  • zandru on November 07, 2012 1:34 PM:

    I second Mr. Clock: it's "reining in". Although in a few years, it WILL be "reigning", and future etymologists will have no clue as to the origin of the phrase.

  • buddy66 on November 09, 2012 7:48 PM:

    I watched Allen G. one day at lunch in the San Francisco State cafeteria, after a speaking/reading/chanting session at that school, surrounded by hangers-on and autograph-seeking students clamoring for his attention. He had more time for helping Peter Orlovsky's severely retarded brother maneuver the intricacies of unwrapping a packet of crackers that came with his chicken soup. Allen's concerned patience was obvious, his kindliness manifest in the moment.

  • Steve on January 13, 2013 12:47 PM:

    I'm not sure why Mr Peters is so gung ho about military service.

    Why would anyone serve in an organization whose sole purpose seems to be to engage in illegal and immoral activities?

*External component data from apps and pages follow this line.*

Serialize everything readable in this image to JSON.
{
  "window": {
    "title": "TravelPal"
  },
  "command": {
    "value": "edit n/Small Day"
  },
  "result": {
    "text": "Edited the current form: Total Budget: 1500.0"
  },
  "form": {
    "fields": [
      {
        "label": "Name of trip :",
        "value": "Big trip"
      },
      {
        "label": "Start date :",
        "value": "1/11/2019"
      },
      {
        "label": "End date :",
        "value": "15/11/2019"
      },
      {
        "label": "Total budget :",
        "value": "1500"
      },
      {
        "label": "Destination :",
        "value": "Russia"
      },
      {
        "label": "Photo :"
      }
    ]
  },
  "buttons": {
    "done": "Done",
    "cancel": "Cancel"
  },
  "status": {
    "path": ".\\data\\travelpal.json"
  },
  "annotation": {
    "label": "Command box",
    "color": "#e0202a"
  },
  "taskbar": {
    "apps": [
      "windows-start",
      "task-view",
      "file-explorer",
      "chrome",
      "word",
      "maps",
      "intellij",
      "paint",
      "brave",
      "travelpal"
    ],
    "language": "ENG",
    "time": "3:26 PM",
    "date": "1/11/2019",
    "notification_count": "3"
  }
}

    Vietnam was an illegal and unjustified war.

    Afghanistan was largely unjustified.

    Iraq? Don't make me laugh.

    Rather than more serving in the military, I'd rather see fewer.

    As in zero.

    Sheesh.

  • Ed Pritchett on April 18, 2013 9:31 AM:

    I would respectfully disagree. If this country adopted universal service for all after high school for even just two years, and it would have to be for Everybody, no exceptions for class or wealth. Then perhaps we could temper our national blood lust bulleted above a bit since at any moment such decisions would involve the sons and daughters of the decision makers as well. It reserve war making as the last option of policy instead of casually being one of the first.